Locals protest over hedgerow cutting during National Biodiversity Week

Protecting wildlife: Local says this is the third year in a row hedgerows cut at wrong time

Roadside hedgerows cut back in Cloonfush outside Tuam, Co Galway. Photograph Emer Cosgrove.

Roadside hedgerows cut back in Cloonfush outside Tuam, Co Galway. Photograph Emer Cosgrove.

 

A small group of neighbours living in a townland outside of Tuam, Co Galway, mounted a successful protest on Monday after Galway County Council workers began cutting hedgerows and wild grasslands in their area.

The cutting work was occurring along a boreen through Cloonfush leading to bogland. Two tractors with attached cutters started cutting back brambles and hawthorn used by a variety of birds for nesting.

Cutting hedgerows at this time of year is not permitted in an effort to protect biodiversity.

“It’s just the senselessness of it all,” said local resident Emer Cosgrove. ” It’s really sad and ironic – it’s National Biodiversity Week.”

She contacted her neighbour Anne Quinn, and with two other neighbours, they stood on the verge in an attempt to stop further damage. Dismayed by a “butchering of everything” left in the tractors’ wake, she phoned the council but got no response though she later outlined their concerns to the council’s biodiversity officer.

When they followed the tractors, which were by then cutting vegetation on the bog, Ms Cosgrove said they were told at that point only grass would be cut. But that too should not be happening, she believes.

Safety risk

“We called the guards. They said they wouldn’t do anything as they believed it was not in their remit,” said Ms Cosgrove, who is an adult education teacher.

She accepted local authorities can cut back hedgerows at any time if they believe there is a health and safety risk. “But there is no risk here. It’s a road down to a bog. It could easily have waited until the end of August.”

The area had rich biodiversity including wrens that nest in the hedgerows and goldfinches that eat seedlings on the grasses, and lots of knapweed that encourages pollinators, while stoats, hares and red thrushes are frequently seen in the area.

This is the third year in a row hedgerows were cut back at the wrong time, she claimed. She complained to the local authority each year it happened in the past. “This year we decided we had enough.”

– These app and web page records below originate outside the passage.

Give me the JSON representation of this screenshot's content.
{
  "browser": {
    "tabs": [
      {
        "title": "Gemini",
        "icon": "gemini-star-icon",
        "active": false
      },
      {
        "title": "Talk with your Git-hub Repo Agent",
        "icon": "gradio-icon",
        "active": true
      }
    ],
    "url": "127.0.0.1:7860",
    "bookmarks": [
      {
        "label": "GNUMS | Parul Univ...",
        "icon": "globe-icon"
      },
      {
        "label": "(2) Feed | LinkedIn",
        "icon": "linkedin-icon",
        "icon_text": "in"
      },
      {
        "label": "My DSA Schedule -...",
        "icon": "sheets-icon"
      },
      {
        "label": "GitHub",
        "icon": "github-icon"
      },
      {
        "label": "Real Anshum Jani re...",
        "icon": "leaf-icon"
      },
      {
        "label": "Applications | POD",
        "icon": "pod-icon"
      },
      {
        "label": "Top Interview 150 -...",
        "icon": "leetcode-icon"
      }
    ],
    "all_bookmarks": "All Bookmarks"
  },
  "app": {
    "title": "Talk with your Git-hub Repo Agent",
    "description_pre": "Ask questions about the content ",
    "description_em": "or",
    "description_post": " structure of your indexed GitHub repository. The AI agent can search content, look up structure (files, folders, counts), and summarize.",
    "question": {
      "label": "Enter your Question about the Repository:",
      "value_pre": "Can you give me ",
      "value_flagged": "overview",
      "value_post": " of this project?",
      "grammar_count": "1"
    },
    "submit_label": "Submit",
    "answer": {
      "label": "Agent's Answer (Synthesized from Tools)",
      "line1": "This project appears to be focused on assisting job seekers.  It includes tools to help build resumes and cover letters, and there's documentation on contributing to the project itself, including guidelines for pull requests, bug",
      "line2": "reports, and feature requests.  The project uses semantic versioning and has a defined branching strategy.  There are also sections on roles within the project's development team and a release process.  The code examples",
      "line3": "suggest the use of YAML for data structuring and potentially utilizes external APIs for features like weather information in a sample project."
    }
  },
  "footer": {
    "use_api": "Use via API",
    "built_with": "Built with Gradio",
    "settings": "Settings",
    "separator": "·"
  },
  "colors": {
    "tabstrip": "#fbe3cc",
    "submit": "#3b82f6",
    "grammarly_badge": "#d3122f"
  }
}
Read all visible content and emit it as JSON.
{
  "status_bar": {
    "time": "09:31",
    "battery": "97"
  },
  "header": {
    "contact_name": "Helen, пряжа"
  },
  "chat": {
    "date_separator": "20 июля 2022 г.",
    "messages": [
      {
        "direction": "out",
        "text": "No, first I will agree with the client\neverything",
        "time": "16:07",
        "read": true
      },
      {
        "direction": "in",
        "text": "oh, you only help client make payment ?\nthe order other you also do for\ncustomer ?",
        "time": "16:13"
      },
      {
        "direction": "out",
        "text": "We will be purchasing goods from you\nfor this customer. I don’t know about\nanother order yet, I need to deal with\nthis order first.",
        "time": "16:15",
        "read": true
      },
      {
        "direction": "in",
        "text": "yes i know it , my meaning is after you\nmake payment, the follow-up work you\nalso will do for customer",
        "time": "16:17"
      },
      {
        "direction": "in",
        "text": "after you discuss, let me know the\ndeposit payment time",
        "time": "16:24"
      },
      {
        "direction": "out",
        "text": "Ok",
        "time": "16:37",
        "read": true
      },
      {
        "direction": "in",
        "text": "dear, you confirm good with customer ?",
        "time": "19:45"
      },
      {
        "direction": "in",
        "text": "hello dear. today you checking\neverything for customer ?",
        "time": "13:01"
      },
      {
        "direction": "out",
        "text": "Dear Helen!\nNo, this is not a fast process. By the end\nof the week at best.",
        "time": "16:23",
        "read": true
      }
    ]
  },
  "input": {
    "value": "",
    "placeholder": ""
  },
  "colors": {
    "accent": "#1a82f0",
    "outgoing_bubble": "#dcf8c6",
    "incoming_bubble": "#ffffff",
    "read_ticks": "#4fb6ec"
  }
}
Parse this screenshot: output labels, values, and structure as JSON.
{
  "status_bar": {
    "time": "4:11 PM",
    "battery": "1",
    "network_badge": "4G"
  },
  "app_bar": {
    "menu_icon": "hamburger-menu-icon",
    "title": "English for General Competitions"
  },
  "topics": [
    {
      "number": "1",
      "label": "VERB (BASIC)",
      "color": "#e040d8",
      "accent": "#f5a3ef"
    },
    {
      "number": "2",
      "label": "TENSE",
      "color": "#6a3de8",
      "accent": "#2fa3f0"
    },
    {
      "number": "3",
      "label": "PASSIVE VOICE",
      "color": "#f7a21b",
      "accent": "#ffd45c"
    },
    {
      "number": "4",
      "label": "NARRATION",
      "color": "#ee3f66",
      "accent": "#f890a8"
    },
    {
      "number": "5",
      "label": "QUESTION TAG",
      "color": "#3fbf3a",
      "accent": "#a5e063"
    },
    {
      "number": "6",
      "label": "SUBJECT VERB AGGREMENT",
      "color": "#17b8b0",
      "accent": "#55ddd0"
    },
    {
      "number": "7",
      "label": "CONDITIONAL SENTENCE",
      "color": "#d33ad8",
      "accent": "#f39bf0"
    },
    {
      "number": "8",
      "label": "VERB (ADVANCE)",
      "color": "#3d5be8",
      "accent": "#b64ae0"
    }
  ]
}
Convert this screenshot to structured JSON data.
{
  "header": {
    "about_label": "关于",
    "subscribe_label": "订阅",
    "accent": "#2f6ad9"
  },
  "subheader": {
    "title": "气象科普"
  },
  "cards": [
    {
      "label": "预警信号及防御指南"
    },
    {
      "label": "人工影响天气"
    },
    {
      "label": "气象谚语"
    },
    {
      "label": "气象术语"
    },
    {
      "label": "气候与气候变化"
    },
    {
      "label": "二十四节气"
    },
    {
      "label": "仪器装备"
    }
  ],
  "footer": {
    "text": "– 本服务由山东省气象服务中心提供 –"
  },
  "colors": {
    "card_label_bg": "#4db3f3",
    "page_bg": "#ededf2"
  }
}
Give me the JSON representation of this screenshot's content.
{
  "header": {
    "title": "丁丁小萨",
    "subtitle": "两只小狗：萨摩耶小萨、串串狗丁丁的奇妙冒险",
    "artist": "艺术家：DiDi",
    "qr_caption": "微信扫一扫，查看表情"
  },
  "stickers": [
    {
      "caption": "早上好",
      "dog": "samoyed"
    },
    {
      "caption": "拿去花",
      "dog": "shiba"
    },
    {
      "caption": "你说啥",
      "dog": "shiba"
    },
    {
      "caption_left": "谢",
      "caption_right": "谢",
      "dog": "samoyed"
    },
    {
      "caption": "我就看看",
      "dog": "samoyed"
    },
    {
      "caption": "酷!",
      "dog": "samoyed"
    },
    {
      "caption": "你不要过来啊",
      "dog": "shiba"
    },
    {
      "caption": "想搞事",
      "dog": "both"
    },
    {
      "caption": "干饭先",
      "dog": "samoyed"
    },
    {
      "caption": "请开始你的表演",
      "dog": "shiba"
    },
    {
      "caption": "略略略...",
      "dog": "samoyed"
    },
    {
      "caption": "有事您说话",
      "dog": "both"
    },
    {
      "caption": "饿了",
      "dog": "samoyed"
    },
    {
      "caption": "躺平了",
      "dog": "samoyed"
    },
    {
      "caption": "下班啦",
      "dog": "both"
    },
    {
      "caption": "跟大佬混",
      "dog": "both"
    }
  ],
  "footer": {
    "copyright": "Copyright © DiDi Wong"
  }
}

She was not part of an environmental group though she had given talks about climate change. They simply acted out of concern about biodiversity in their locality, she said.

When contacted by The Irish Times, there was no one available for comment at the council’s regional office in Tuam.